Bob Hope got his start in show business when he was in his twenties, remained active past the age of 90, and lived to be 100. His longevity was remarkable, especially when one considers that he was active in vaudeville, radio, motion pictures and television. He excelled in each of these popular forms of entertainment, but his films are the most genuine testaments to his timeless comedy. His smart quips, fast pace, and breezy manner were perfect ingredients for the brand of comedy that was popular during World War II and the years immediately following the war. This book begins with a discussion of Bob Hope's early career and the short films that he starred in, and then covers each of the Hope films beginning with The Big Broadcast of 1938. The Hope films, the author says, do not have deep subtexts or clever cinematic innovations, but provide clever, uplifting entertainment that continues to inspire laughter and offer solid examples of the humor that made Americans smile during and after World War II. Cast and credit information is provided for each film.
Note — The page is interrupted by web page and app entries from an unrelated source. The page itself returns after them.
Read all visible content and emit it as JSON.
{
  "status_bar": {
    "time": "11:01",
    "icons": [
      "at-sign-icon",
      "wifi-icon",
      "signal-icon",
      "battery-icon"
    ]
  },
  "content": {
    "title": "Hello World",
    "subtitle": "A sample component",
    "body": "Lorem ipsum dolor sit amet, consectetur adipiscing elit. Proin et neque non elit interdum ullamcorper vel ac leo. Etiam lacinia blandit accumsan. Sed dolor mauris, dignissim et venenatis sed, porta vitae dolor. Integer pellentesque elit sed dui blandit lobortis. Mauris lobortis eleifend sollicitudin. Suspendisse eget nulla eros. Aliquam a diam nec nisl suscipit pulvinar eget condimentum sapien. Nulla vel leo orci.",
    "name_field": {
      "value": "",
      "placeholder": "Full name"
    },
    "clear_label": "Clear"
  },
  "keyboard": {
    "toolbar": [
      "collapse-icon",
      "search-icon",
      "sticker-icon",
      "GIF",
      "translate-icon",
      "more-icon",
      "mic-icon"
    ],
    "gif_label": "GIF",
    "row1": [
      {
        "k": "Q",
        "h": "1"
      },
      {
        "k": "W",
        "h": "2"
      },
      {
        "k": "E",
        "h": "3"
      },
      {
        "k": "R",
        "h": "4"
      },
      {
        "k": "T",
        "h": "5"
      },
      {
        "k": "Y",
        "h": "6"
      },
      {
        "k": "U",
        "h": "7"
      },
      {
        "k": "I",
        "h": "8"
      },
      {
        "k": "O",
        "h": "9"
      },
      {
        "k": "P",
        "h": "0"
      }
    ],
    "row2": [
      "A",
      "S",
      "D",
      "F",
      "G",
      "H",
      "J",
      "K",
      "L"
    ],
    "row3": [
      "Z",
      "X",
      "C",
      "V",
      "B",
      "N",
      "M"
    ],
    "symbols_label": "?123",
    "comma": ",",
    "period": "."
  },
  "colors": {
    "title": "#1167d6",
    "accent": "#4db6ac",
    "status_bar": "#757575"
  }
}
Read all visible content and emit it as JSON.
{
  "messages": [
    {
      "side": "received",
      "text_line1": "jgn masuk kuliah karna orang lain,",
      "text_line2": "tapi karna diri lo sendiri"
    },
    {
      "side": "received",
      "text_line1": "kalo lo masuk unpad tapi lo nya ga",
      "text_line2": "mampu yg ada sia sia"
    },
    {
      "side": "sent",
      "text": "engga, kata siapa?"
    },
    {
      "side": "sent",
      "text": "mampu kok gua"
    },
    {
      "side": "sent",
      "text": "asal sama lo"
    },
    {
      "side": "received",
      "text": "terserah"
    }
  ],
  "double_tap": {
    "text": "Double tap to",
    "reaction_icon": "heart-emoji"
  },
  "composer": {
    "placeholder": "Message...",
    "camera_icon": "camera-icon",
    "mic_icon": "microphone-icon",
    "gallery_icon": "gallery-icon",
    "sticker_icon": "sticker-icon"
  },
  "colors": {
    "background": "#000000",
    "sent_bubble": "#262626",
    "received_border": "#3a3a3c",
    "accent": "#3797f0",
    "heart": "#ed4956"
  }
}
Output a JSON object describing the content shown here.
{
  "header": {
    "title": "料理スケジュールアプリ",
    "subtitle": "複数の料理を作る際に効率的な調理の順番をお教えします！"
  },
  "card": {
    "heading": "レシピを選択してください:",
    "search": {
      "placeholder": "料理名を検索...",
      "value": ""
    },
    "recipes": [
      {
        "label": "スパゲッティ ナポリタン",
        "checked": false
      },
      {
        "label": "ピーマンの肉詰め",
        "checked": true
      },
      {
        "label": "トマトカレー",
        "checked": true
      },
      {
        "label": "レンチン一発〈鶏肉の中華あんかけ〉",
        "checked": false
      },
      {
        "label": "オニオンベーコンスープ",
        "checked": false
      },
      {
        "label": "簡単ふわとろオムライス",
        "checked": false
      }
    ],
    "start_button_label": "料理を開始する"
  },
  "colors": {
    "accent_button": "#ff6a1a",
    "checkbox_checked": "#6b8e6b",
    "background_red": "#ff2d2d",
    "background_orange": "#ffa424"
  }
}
About the Author
James L. Neibaur is a film historian and educator with more than a dozen books and articles in Cineaste, Classic Images, Film Quarterly, Films in Review, Filmfax, and Encyclopaedia Britannica.
"a handy reference"--ARBA; "entertaining"--Film Review.